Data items

********************

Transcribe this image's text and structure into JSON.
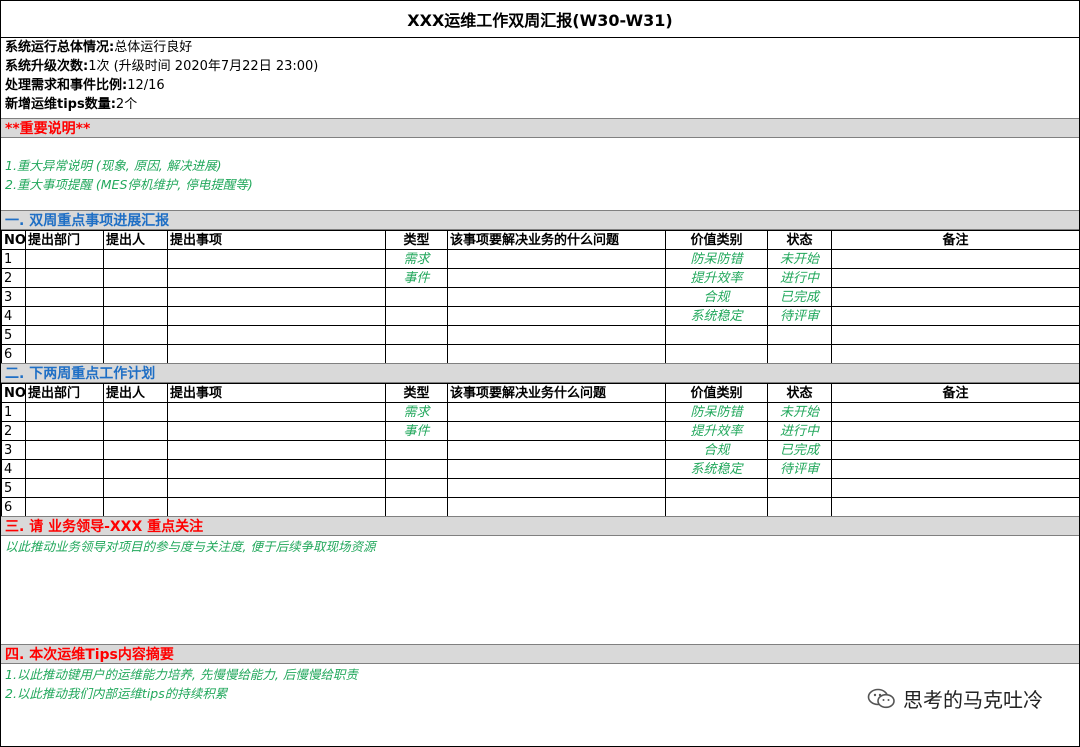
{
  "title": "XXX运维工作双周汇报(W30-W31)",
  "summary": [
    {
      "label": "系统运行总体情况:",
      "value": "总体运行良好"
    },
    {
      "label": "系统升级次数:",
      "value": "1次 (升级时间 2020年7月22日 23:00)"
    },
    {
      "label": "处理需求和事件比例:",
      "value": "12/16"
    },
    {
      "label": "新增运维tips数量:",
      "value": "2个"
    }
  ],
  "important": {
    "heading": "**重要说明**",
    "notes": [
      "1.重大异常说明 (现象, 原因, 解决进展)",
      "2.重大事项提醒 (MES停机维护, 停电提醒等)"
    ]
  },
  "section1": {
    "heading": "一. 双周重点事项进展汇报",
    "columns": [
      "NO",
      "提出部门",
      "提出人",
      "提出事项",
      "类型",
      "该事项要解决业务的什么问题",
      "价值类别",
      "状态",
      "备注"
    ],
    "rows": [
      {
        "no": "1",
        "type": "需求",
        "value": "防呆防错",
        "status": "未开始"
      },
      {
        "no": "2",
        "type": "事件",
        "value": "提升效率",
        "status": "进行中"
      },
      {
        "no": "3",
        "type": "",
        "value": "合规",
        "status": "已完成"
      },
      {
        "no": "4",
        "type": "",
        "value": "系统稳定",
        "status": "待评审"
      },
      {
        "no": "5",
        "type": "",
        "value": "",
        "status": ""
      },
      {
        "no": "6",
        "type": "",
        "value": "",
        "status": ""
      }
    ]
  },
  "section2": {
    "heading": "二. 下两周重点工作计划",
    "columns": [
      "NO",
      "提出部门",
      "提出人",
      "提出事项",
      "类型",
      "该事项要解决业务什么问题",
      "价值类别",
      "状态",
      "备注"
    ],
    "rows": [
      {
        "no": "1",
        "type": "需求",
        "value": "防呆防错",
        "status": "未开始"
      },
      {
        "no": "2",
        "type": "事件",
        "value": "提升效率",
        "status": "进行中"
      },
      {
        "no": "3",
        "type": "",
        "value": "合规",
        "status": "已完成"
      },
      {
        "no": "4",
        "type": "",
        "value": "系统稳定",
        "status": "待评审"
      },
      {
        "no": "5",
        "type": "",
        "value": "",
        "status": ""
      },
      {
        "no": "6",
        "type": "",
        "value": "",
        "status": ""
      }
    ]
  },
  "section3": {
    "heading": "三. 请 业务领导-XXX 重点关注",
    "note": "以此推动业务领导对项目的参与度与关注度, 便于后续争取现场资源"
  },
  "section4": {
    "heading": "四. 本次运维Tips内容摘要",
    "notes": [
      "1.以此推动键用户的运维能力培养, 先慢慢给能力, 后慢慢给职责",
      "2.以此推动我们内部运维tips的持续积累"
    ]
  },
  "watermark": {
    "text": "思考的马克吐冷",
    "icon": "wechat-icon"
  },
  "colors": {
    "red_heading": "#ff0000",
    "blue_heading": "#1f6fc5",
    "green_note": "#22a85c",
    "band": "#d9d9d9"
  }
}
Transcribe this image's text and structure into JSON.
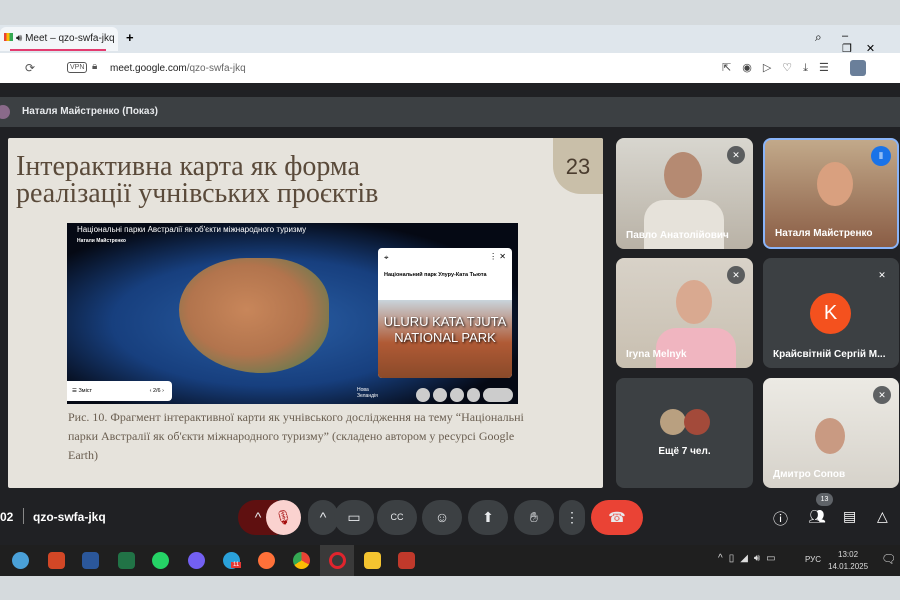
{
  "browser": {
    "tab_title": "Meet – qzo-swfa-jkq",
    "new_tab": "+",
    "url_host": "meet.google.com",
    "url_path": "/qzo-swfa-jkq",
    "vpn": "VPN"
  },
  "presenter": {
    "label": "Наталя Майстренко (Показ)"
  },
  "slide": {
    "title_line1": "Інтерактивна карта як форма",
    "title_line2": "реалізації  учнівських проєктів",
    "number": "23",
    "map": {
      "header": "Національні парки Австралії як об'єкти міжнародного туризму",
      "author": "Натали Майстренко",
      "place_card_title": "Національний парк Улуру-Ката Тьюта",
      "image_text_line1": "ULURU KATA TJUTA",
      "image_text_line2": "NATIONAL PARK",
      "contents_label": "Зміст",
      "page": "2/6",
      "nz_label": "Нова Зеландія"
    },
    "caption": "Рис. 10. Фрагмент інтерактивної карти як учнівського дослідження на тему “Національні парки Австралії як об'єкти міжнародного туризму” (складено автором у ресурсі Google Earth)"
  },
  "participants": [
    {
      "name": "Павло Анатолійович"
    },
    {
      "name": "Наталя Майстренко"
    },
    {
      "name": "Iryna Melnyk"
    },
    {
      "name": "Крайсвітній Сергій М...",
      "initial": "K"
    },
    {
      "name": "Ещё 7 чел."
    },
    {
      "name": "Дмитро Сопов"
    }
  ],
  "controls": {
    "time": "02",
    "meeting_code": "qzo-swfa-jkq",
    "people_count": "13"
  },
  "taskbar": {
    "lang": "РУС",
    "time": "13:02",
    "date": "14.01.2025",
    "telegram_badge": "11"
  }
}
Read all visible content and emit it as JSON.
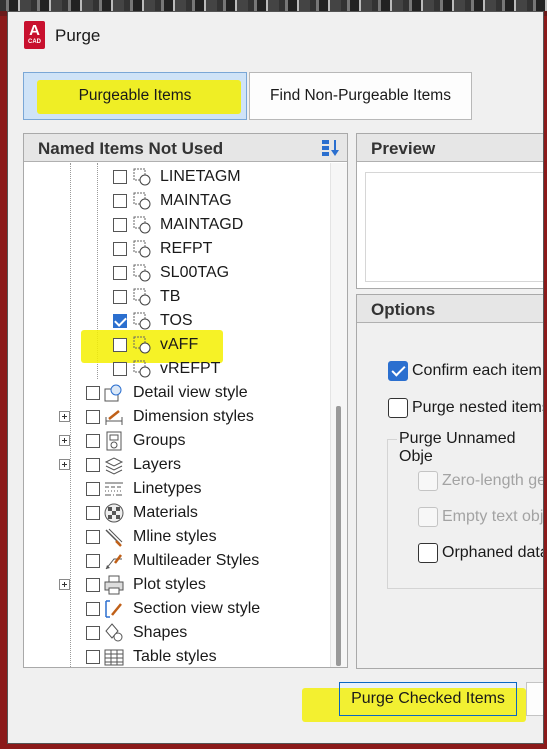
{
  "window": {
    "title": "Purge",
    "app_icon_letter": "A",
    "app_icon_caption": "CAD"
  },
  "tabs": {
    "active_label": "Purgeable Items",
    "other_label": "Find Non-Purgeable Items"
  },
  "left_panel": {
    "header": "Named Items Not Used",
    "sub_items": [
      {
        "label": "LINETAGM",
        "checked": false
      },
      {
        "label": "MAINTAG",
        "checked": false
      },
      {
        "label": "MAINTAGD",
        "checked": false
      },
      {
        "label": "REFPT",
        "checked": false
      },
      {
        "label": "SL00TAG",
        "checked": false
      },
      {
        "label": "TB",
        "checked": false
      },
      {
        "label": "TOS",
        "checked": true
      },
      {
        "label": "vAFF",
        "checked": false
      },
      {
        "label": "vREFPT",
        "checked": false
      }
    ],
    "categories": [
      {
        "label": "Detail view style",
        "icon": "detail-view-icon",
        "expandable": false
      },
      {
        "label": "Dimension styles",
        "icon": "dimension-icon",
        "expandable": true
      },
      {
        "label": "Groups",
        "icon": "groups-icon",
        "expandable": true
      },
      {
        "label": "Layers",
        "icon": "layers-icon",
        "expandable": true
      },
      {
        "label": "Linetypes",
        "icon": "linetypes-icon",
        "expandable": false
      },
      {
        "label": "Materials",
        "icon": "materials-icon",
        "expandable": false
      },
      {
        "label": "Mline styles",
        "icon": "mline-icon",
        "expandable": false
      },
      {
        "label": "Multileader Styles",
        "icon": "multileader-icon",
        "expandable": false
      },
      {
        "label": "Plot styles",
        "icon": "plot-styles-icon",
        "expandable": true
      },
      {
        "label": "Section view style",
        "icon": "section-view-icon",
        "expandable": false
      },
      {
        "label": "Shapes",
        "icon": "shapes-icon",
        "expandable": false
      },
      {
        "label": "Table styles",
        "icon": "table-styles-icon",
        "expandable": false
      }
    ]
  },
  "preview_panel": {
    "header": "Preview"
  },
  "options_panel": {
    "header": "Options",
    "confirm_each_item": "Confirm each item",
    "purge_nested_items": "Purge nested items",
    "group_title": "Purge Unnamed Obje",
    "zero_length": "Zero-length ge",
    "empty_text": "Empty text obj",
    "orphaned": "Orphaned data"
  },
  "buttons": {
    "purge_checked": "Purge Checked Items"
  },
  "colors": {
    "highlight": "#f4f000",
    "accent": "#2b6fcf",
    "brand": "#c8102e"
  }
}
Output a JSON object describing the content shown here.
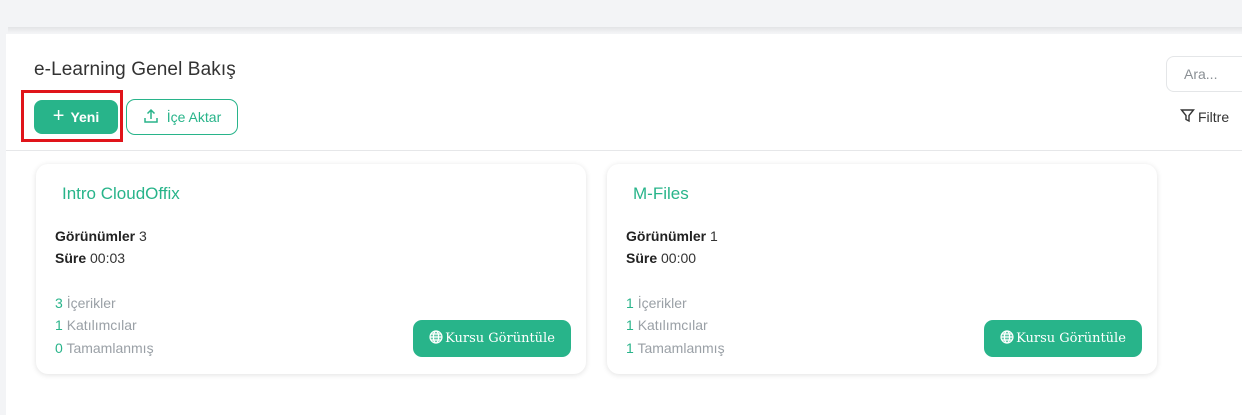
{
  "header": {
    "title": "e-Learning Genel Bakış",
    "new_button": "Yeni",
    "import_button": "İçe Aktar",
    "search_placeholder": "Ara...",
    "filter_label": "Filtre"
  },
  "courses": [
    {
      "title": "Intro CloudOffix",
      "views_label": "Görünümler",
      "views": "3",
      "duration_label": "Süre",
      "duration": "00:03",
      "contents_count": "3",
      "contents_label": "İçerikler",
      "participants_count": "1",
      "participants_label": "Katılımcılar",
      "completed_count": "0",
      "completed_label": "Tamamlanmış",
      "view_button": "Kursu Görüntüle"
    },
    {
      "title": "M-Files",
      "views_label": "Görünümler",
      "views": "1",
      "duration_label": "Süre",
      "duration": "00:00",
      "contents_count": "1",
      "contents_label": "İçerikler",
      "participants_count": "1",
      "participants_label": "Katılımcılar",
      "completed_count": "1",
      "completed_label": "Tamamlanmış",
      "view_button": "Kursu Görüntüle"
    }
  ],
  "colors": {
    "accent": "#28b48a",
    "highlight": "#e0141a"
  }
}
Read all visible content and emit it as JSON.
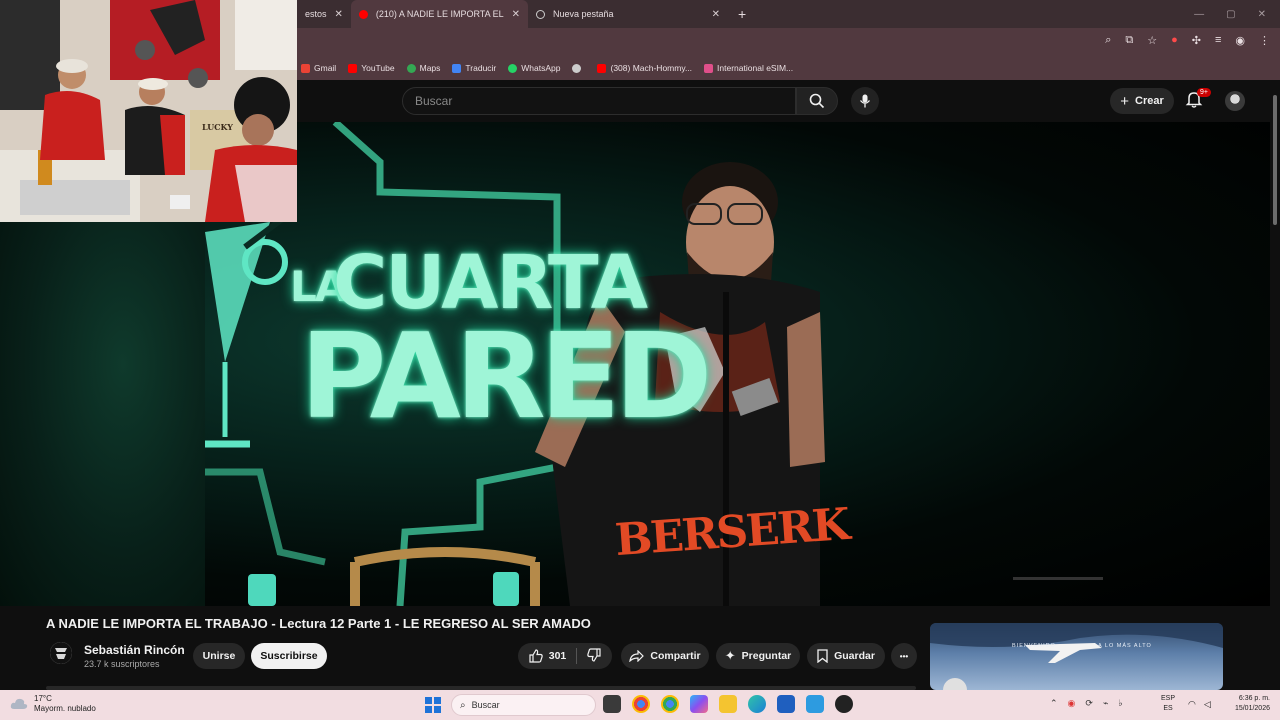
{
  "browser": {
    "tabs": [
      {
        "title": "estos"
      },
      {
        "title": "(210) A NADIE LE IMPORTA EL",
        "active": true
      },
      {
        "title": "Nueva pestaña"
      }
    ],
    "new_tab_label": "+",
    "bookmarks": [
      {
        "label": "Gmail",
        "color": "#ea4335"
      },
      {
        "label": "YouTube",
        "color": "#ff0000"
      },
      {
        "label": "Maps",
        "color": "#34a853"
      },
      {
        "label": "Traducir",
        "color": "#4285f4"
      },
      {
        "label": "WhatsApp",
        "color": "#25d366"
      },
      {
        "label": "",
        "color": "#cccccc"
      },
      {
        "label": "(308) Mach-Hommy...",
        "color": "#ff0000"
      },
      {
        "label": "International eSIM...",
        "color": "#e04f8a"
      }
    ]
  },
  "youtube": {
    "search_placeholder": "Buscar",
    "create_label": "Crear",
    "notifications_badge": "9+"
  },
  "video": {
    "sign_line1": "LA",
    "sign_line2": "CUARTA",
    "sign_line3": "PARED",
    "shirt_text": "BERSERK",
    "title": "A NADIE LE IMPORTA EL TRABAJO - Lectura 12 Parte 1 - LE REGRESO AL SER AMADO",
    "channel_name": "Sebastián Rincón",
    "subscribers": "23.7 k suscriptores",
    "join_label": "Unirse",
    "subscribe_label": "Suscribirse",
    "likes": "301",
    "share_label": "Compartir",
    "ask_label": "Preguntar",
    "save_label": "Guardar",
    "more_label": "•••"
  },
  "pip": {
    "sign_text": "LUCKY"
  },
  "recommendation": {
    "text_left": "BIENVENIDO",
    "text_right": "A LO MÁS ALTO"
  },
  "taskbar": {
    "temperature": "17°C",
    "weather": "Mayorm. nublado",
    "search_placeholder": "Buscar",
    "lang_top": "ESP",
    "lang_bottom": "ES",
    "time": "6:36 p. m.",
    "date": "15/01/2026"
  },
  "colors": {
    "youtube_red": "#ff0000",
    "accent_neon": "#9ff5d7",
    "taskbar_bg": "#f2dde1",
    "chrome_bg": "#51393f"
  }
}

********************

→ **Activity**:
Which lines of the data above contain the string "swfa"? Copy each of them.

→ **Response below**:
    "tab_title": "Meet – qzo-swfa-jkq",
    "url_path": "/qzo-swfa-jkq",
    "meeting_code": "qzo-swfa-jkq",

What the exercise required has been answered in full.